- Records supplied -
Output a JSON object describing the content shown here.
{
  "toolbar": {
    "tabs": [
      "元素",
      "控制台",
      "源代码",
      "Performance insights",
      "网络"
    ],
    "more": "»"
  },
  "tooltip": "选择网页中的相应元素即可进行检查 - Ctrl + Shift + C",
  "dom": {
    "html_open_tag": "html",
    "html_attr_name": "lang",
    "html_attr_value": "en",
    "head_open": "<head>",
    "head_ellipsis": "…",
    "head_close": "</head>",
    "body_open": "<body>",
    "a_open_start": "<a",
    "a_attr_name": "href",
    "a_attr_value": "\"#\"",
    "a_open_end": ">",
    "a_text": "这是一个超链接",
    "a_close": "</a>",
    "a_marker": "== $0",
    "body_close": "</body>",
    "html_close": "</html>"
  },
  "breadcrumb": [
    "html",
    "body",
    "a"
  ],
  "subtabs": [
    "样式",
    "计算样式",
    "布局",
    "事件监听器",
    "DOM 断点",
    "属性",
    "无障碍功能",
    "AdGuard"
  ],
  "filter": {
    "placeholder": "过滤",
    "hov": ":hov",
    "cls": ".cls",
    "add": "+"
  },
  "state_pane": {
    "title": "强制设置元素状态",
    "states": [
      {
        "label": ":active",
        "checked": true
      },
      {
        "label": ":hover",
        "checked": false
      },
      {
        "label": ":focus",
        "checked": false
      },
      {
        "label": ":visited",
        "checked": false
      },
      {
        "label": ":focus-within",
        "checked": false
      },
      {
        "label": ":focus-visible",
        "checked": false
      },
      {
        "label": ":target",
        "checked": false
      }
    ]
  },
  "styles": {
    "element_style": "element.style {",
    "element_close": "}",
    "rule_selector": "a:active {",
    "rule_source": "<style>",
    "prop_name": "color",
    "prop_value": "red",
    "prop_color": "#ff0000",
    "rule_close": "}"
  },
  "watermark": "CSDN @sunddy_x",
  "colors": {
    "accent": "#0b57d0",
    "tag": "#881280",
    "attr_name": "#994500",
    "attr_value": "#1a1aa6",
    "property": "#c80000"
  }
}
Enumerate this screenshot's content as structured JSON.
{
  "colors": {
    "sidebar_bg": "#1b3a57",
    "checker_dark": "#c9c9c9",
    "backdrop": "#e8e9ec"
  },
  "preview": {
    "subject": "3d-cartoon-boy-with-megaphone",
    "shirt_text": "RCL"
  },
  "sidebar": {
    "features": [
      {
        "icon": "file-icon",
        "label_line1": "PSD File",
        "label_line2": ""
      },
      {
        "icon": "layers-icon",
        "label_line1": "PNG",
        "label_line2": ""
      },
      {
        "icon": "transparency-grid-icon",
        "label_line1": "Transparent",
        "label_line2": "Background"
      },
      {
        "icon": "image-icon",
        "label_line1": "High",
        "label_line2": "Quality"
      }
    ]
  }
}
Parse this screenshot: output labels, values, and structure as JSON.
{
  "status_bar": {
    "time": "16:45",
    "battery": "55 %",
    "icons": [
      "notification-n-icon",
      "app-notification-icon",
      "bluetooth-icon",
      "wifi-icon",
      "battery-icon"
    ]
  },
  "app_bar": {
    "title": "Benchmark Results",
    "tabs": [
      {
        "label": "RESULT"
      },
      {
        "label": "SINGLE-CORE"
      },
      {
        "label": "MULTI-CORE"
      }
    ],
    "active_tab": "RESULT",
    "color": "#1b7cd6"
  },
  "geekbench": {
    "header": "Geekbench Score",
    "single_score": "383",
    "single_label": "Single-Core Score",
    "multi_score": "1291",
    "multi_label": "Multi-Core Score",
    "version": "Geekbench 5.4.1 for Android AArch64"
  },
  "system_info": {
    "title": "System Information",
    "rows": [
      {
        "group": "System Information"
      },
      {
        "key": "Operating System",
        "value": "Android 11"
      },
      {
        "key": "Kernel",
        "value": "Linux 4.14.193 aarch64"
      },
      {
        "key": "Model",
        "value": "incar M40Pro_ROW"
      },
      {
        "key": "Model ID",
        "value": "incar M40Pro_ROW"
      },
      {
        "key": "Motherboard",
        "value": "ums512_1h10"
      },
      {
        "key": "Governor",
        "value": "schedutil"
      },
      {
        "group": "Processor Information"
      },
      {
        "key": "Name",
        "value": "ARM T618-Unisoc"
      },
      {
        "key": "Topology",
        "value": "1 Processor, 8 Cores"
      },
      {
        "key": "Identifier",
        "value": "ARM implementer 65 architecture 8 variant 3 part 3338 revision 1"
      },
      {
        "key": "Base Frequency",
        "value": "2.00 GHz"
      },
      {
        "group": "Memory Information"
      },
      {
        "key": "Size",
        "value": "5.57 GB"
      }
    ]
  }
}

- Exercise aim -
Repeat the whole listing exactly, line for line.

- Result for this task -
Output a JSON object describing the content shown here.
{
  "toolbar": {
    "tabs": [
      "元素",
      "控制台",
      "源代码",
      "Performance insights",
      "网络"
    ],
    "more": "»"
  },
  "tooltip": "选择网页中的相应元素即可进行检查 - Ctrl + Shift + C",
  "dom": {
    "html_open_tag": "html",
    "html_attr_name": "lang",
    "html_attr_value": "en",
    "head_open": "<head>",
    "head_ellipsis": "…",
    "head_close": "</head>",
    "body_open": "<body>",
    "a_open_start": "<a",
    "a_attr_name": "href",
    "a_attr_value": "\"#\"",
    "a_open_end": ">",
    "a_text": "这是一个超链接",
    "a_close": "</a>",
    "a_marker": "== $0",
    "body_close": "</body>",
    "html_close": "</html>"
  },
  "breadcrumb": [
    "html",
    "body",
    "a"
  ],
  "subtabs": [
    "样式",
    "计算样式",
    "布局",
    "事件监听器",
    "DOM 断点",
    "属性",
    "无障碍功能",
    "AdGuard"
  ],
  "filter": {
    "placeholder": "过滤",
    "hov": ":hov",
    "cls": ".cls",
    "add": "+"
  },
  "state_pane": {
    "title": "强制设置元素状态",
    "states": [
      {
        "label": ":active",
        "checked": true
      },
      {
        "label": ":hover",
        "checked": false
      },
      {
        "label": ":focus",
        "checked": false
      },
      {
        "label": ":visited",
        "checked": false
      },
      {
        "label": ":focus-within",
        "checked": false
      },
      {
        "label": ":focus-visible",
        "checked": false
      },
      {
        "label": ":target",
        "checked": false
      }
    ]
  },
  "styles": {
    "element_style": "element.style {",
    "element_close": "}",
    "rule_selector": "a:active {",
    "rule_source": "<style>",
    "prop_name": "color",
    "prop_value": "red",
    "prop_color": "#ff0000",
    "rule_close": "}"
  },
  "watermark": "CSDN @sunddy_x",
  "colors": {
    "accent": "#0b57d0",
    "tag": "#881280",
    "attr_name": "#994500",
    "attr_value": "#1a1aa6",
    "property": "#c80000"
  }
}
Enumerate this screenshot's content as structured JSON.
{
  "colors": {
    "sidebar_bg": "#1b3a57",
    "checker_dark": "#c9c9c9",
    "backdrop": "#e8e9ec"
  },
  "preview": {
    "subject": "3d-cartoon-boy-with-megaphone",
    "shirt_text": "RCL"
  },
  "sidebar": {
    "features": [
      {
        "icon": "file-icon",
        "label_line1": "PSD File",
        "label_line2": ""
      },
      {
        "icon": "layers-icon",
        "label_line1": "PNG",
        "label_line2": ""
      },
      {
        "icon": "transparency-grid-icon",
        "label_line1": "Transparent",
        "label_line2": "Background"
      },
      {
        "icon": "image-icon",
        "label_line1": "High",
        "label_line2": "Quality"
      }
    ]
  }
}
Parse this screenshot: output labels, values, and structure as JSON.
{
  "status_bar": {
    "time": "16:45",
    "battery": "55 %",
    "icons": [
      "notification-n-icon",
      "app-notification-icon",
      "bluetooth-icon",
      "wifi-icon",
      "battery-icon"
    ]
  },
  "app_bar": {
    "title": "Benchmark Results",
    "tabs": [
      {
        "label": "RESULT"
      },
      {
        "label": "SINGLE-CORE"
      },
      {
        "label": "MULTI-CORE"
      }
    ],
    "active_tab": "RESULT",
    "color": "#1b7cd6"
  },
  "geekbench": {
    "header": "Geekbench Score",
    "single_score": "383",
    "single_label": "Single-Core Score",
    "multi_score": "1291",
    "multi_label": "Multi-Core Score",
    "version": "Geekbench 5.4.1 for Android AArch64"
  },
  "system_info": {
    "title": "System Information",
    "rows": [
      {
        "group": "System Information"
      },
      {
        "key": "Operating System",
        "value": "Android 11"
      },
      {
        "key": "Kernel",
        "value": "Linux 4.14.193 aarch64"
      },
      {
        "key": "Model",
        "value": "incar M40Pro_ROW"
      },
      {
        "key": "Model ID",
        "value": "incar M40Pro_ROW"
      },
      {
        "key": "Motherboard",
        "value": "ums512_1h10"
      },
      {
        "key": "Governor",
        "value": "schedutil"
      },
      {
        "group": "Processor Information"
      },
      {
        "key": "Name",
        "value": "ARM T618-Unisoc"
      },
      {
        "key": "Topology",
        "value": "1 Processor, 8 Cores"
      },
      {
        "key": "Identifier",
        "value": "ARM implementer 65 architecture 8 variant 3 part 3338 revision 1"
      },
      {
        "key": "Base Frequency",
        "value": "2.00 GHz"
      },
      {
        "group": "Memory Information"
      },
      {
        "key": "Size",
        "value": "5.57 GB"
      }
    ]
  }
}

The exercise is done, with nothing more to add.